They went that extra mile then, and set up a website called KIDS WITH CAMERAS. One can get to it by clicking on They present information about the film, about the children, and about the primary mission of the new group—to set up schools for the children. They are building a school currently in Calcutta that is supposed to be open next year. The public is invited to donate funds and gather up their tax deductions. In addition, the “Kids with Cameras” phenomenon will be expanded to Haiti, Cairo, and Jerusalem.

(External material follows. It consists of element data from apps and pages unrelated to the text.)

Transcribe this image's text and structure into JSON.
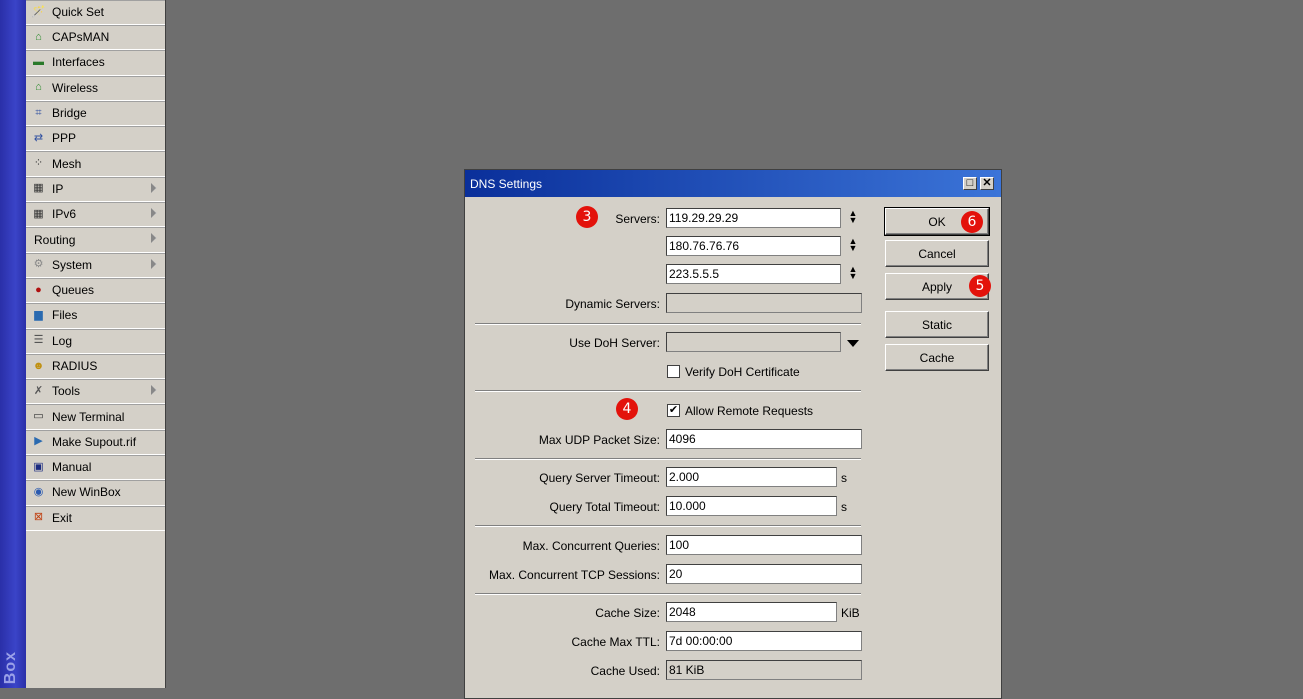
{
  "side_strip": {
    "label": "Box"
  },
  "menu": {
    "items": [
      {
        "label": "Quick Set",
        "icon": "wand-icon",
        "submenu": false
      },
      {
        "label": "CAPsMAN",
        "icon": "antenna-icon",
        "submenu": false
      },
      {
        "label": "Interfaces",
        "icon": "interfaces-icon",
        "submenu": false
      },
      {
        "label": "Wireless",
        "icon": "wireless-icon",
        "submenu": false
      },
      {
        "label": "Bridge",
        "icon": "bridge-icon",
        "submenu": false
      },
      {
        "label": "PPP",
        "icon": "ppp-icon",
        "submenu": false
      },
      {
        "label": "Mesh",
        "icon": "mesh-icon",
        "submenu": false
      },
      {
        "label": "IP",
        "icon": "ip-icon",
        "submenu": true
      },
      {
        "label": "IPv6",
        "icon": "ipv6-icon",
        "submenu": true
      },
      {
        "label": "Routing",
        "icon": "",
        "submenu": true
      },
      {
        "label": "System",
        "icon": "gear-icon",
        "submenu": true
      },
      {
        "label": "Queues",
        "icon": "queues-icon",
        "submenu": false
      },
      {
        "label": "Files",
        "icon": "folder-icon",
        "submenu": false
      },
      {
        "label": "Log",
        "icon": "log-icon",
        "submenu": false
      },
      {
        "label": "RADIUS",
        "icon": "radius-icon",
        "submenu": false
      },
      {
        "label": "Tools",
        "icon": "tools-icon",
        "submenu": true
      },
      {
        "label": "New Terminal",
        "icon": "terminal-icon",
        "submenu": false
      },
      {
        "label": "Make Supout.rif",
        "icon": "supout-icon",
        "submenu": false
      },
      {
        "label": "Manual",
        "icon": "manual-icon",
        "submenu": false
      },
      {
        "label": "New WinBox",
        "icon": "winbox-icon",
        "submenu": false
      },
      {
        "label": "Exit",
        "icon": "exit-icon",
        "submenu": false
      }
    ]
  },
  "dialog": {
    "title": "DNS Settings",
    "servers_label": "Servers:",
    "servers": [
      "119.29.29.29",
      "180.76.76.76",
      "223.5.5.5"
    ],
    "dynamic_servers_label": "Dynamic Servers:",
    "dynamic_servers": "",
    "use_doh_label": "Use DoH Server:",
    "use_doh_value": "",
    "verify_doh_label": "Verify DoH Certificate",
    "verify_doh_checked": false,
    "allow_remote_label": "Allow Remote Requests",
    "allow_remote_checked": true,
    "max_udp_label": "Max UDP Packet Size:",
    "max_udp": "4096",
    "query_server_timeout_label": "Query Server Timeout:",
    "query_server_timeout": "2.000",
    "query_total_timeout_label": "Query Total Timeout:",
    "query_total_timeout": "10.000",
    "seconds_unit": "s",
    "max_concurrent_queries_label": "Max. Concurrent Queries:",
    "max_concurrent_queries": "100",
    "max_concurrent_tcp_label": "Max. Concurrent TCP Sessions:",
    "max_concurrent_tcp": "20",
    "cache_size_label": "Cache Size:",
    "cache_size": "2048",
    "kib_unit": "KiB",
    "cache_max_ttl_label": "Cache Max TTL:",
    "cache_max_ttl": "7d 00:00:00",
    "cache_used_label": "Cache Used:",
    "cache_used": "81 KiB",
    "buttons": {
      "ok": "OK",
      "cancel": "Cancel",
      "apply": "Apply",
      "static": "Static",
      "cache": "Cache"
    }
  },
  "markers": {
    "m3": "3",
    "m4": "4",
    "m5": "5",
    "m6": "6"
  },
  "colors": {
    "titlebar": "#0a2f9a",
    "marker": "#e3120b",
    "desktop": "#6e6e6e",
    "panel": "#d4d0c8"
  }
}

So miraculously, against all odds, Zana Briski has managed to empower these children—has assisted them in developing better self-images, has manipulated them into schools and facilitated their educations. The kids call her Zana Auntie. She is Avijit’s godmother. She has been so busy, and so committed to this project that she hasn’t snapped a single photograph in three years. She and Ross keep tabs on the children. Most of the kids have access to computers, so they email each other. As it turned out, none of them have become prostitutes—according to Kauffman. Hope, dignity, and the appreciation of beauty—that is what has become self-perpetuating and self-sustaining. Yes, they have discovered, there is a kind of beauty even in crumbling buildings, the sweat of whores, and the steaming piles of rat raisins. So Roger Ebert can take heart. I certainly have. The idealist in me has been reawakened after a long slumber. Two people, or just one person, can make a difference even in the darkest corner of this crazy world.

I gave this movie a rating of 5 stars
Glenn A. Buttkus (2005)